“Most people would agree that good leaders are brave leaders. But our definition of brave may vary widely. For some bravery could mean facing a tough personnel decision or making investment decisions to enter a new market. And while those decisions can often be brave, I contend that the highest form of bravery in an organizational context is keeping at bay the opposite of bravery; fear. This comes from Darrin Murriner on the Great Leadership blog.
“Who is your favorite leadership role model? This month, as Frontline Festival authors were submitting their posts, I asked them to consider the 7 Results That Last roles, and identify one role model who exemplified the values and behaviors inherent in that role. I loved the responses, and enjoyed the overlap across some of the roles.” Karin Hurt share some great insights from others on the Let’s Grow Leaders blog.
“Walt Disney has been a major influence on my approach to business. Having turned a small animation studio into one of the world’s most recognized brands, there are many lessons to learn from “Uncle Walt.” Here are three lessons that have stood out for me, and that every businessperson should take to heart.” Rick Caruso shares some practical principles for any leader.
“If you talk to most leaders long enough to get a real answer to ‘So how’s it going?” you will quickly discover that a surprising number of leaders are disheartened. Even discouraged.” Carey Nieuwhof has some hope-filled principles for leaders in ministry–or any leader seeking to follow Christ in their leadership.
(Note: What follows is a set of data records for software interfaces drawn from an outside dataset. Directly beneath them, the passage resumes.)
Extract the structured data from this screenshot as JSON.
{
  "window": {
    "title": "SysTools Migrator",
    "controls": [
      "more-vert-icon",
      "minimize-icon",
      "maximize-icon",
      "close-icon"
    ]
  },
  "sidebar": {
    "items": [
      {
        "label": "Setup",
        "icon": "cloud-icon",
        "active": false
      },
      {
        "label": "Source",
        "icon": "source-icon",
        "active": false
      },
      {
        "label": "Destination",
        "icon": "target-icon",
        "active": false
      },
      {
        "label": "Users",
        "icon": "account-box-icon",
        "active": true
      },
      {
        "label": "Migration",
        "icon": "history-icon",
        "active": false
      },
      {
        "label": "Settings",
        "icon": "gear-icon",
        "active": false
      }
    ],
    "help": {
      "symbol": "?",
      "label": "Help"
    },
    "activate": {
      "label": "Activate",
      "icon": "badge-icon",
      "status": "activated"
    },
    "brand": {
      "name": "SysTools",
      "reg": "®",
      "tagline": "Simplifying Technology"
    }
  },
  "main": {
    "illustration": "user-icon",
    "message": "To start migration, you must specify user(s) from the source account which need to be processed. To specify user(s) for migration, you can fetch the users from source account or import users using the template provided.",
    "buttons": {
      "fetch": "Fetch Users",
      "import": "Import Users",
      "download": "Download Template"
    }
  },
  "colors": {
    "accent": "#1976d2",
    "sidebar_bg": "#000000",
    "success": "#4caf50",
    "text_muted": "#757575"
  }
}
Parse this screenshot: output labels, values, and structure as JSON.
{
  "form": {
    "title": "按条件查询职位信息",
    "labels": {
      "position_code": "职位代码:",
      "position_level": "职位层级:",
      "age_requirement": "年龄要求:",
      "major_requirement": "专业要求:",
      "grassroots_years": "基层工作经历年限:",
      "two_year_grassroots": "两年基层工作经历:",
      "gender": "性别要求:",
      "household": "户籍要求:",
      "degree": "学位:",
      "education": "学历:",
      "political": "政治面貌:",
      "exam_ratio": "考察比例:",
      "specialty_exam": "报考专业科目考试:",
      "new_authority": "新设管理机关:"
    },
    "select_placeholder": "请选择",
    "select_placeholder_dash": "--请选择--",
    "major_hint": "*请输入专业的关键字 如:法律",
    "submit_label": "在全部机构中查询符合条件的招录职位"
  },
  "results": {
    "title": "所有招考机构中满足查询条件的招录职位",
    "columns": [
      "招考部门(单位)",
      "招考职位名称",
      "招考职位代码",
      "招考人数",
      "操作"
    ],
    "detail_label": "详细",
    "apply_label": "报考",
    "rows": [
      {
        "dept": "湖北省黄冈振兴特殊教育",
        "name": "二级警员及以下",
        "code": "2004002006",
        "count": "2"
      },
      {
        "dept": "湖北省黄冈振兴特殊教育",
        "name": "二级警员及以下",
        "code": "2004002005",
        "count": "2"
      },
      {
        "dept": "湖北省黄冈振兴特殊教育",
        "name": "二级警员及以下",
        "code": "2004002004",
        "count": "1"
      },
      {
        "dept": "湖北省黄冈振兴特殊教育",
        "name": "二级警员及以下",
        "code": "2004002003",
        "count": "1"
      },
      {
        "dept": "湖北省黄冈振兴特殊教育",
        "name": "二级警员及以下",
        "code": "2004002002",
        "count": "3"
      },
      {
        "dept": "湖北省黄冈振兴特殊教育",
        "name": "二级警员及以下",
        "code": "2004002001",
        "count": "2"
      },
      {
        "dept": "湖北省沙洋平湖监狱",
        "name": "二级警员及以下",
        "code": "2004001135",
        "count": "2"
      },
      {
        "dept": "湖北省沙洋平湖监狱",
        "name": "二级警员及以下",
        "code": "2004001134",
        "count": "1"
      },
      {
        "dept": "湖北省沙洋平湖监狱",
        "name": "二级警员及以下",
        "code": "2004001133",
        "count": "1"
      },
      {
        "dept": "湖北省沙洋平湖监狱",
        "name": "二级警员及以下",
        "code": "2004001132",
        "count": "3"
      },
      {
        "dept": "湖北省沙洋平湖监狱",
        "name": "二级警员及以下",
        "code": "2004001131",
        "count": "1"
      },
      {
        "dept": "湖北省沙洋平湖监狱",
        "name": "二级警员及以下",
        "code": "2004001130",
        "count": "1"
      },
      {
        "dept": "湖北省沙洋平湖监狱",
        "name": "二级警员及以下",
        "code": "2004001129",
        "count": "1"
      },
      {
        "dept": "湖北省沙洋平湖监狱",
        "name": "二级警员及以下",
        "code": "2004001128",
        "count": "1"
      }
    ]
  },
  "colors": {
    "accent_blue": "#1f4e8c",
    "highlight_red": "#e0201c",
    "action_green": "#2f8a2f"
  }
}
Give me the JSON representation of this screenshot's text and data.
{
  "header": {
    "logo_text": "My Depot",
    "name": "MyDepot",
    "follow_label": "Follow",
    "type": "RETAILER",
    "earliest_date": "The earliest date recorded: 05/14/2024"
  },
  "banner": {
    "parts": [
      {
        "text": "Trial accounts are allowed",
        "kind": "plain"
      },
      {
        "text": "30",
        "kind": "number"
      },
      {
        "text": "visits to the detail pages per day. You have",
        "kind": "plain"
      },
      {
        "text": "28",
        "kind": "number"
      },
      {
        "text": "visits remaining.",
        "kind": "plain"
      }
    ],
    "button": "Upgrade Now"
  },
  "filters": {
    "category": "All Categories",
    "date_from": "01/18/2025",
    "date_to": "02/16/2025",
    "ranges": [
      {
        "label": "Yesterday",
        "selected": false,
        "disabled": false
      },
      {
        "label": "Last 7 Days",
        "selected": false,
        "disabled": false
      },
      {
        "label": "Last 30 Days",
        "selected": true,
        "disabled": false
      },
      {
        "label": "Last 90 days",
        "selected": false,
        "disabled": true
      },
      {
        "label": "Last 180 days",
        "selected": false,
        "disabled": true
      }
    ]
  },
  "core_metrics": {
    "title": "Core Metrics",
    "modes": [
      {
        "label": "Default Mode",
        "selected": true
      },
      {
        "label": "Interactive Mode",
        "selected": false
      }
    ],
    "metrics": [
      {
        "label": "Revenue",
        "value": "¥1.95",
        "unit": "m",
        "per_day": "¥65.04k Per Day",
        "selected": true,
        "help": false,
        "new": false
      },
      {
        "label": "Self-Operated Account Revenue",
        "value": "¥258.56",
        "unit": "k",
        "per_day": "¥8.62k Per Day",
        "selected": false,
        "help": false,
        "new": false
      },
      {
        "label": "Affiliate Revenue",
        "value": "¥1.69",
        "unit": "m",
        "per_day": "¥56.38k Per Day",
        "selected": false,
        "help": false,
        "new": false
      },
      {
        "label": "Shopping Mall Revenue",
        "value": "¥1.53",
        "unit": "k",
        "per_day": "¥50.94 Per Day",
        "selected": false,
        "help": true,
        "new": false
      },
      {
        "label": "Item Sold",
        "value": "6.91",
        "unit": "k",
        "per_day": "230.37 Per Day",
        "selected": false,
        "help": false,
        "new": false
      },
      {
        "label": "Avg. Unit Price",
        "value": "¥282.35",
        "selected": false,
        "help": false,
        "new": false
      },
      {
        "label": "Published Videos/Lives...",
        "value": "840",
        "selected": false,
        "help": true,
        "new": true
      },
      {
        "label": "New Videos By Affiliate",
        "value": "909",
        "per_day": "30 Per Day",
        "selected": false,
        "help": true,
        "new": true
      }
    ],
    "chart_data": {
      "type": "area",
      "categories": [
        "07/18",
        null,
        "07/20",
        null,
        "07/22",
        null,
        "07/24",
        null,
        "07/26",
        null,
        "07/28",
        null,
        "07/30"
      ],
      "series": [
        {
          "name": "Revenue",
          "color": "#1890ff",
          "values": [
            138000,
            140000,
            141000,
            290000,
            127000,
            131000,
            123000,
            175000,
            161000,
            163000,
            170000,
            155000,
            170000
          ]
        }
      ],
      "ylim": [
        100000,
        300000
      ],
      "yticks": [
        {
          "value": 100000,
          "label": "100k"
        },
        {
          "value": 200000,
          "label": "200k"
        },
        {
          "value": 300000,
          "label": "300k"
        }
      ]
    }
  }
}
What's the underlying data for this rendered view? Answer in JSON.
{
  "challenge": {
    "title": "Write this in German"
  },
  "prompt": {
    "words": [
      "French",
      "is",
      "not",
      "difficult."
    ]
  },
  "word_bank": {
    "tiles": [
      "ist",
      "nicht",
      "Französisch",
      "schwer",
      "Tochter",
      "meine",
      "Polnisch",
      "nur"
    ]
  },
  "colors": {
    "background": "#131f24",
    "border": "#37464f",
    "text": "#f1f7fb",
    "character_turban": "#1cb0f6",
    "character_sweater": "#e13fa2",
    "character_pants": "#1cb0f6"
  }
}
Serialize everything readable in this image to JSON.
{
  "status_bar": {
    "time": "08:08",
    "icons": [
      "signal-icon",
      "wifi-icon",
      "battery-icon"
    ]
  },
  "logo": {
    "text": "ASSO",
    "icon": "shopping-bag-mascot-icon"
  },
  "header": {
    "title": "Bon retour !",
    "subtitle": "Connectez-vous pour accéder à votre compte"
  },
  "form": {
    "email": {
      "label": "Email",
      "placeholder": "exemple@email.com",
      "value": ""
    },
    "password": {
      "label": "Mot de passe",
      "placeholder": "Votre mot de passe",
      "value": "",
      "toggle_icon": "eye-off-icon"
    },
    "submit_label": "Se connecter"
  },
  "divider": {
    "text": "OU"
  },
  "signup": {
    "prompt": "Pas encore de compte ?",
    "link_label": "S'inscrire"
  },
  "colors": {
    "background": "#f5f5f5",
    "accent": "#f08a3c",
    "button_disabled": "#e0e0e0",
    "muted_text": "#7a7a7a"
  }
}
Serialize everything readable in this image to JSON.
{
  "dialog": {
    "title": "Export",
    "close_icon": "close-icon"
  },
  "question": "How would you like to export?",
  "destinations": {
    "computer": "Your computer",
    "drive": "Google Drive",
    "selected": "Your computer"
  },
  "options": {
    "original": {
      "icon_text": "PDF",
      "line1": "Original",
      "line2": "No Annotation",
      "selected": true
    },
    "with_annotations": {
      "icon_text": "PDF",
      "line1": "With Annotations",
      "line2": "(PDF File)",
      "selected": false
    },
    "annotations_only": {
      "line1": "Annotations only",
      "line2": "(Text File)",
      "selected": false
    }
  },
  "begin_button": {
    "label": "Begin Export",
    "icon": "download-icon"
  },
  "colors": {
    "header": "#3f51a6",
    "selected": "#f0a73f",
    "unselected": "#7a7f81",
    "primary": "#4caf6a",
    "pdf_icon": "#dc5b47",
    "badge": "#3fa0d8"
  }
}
“What’s your motive for leadership? I’ll admit. I easily fall into the trap of desiring leadership because I want the attention and the accolades that I perceive come with it. But that’s not what leadership is about. There will never be enough attention, accolades or praise to satisfy the sacrifice that leadership requires. We have to be willing to lead because it matters.” Read more of what Jenni Catron has to say on this important topic. Also take note of her new book coming out in December!